Wednesday, August 27, 2014


Hello, everyone.

As my friends know, I do quilting and sewing.

Progress photo of grandbaby's quilt
 As you can see from the picture, I am interested in larger designs that are made up of smaller ones--hearts made up of Log Cabin blocks, for example. I once made a wall quilt out of Log Cabin blocks that formed a gold (yellow) cross against a background that incorporated other liturgical colors.

When we walked along on the Camino, I was looking, looking--at colors, shapes, flowers, buildings, art, you name it. The emphasis on blue backgrounds and yellow arrows or shells on many of the waymarkers formed a unifying theme, colorwise, in many of the newer painted marks. There were also brass shells on sidewalks, stone patterns in pavement, and so on. We passed a house that had covered the low wall of the flowerbed with about 100 shells. There was also a building in the last part of the trail that had a 15 or 20 foot tall white shell on the side of it. The shells, the arrows, the cross of Santiago--they bring back to me the memories of the pilgrimage.

Trail marker in the Montes de Oca--rocks and pine cones!--at the edge of the mud road.

The yellow arrow, usually spray painted like this one, is probably the most famous trail marker on the Camino Frances.

This was both a boundary marker and a trail marker.

And when we got home I wanted to find a way to put some of the things I'd seen into quilts, or seed bead patterns, or other creative things.
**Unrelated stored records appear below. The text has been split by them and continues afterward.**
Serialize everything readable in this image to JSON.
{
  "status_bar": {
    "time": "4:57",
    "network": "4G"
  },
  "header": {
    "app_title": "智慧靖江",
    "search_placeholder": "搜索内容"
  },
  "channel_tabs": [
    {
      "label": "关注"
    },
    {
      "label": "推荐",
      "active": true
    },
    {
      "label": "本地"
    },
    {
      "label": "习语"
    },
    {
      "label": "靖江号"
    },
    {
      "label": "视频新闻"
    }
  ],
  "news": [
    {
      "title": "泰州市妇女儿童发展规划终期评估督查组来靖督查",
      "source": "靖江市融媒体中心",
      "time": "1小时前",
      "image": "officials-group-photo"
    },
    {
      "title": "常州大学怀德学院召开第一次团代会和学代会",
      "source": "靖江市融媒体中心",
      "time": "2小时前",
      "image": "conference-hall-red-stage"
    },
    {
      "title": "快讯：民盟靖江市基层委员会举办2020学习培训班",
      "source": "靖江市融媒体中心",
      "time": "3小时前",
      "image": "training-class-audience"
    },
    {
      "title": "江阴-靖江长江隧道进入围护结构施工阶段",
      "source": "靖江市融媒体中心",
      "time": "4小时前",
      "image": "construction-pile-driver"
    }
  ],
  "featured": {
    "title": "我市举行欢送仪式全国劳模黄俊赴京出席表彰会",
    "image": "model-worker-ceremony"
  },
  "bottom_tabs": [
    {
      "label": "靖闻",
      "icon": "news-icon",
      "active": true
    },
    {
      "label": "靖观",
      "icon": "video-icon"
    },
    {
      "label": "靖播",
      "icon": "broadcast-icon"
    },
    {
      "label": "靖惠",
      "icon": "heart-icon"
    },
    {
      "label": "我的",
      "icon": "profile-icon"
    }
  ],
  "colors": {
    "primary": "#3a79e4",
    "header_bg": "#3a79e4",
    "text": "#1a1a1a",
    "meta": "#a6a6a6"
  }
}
That was part of why I made the Cafe Press shop--using our photos to make gifts--and it was also why I have been trying to figure out how to make a scallop shell quilt block.

Initial draft of an applique scallop shell design
The first attempt you see here was built from a Dresden plate pattern. I used the neato cutting guide to cut different lengths of wedges, from 2 1/2 inches on up to 4 inches, and then sewed them together and folded the ends to make a more shapely shape. Then I attached it to a background and sewed a line down each seamline and down the middle of each wedge. A section of a circle and a rectangle completed the shell.

On the good side, the wedges are already set up to do a circle, or a half circle. On the bad side, they're too fat to really work well. And the edges on the sides are too square I think. So I'm not sure that it works really well.

Maybe I should try again, with a different shape at the start, and let the top-stitching do all of the tracing of rays on the shell. If I come up with something better, I'll do a follow-on and let you all see it. For now, I think a little more study and contemplation are required.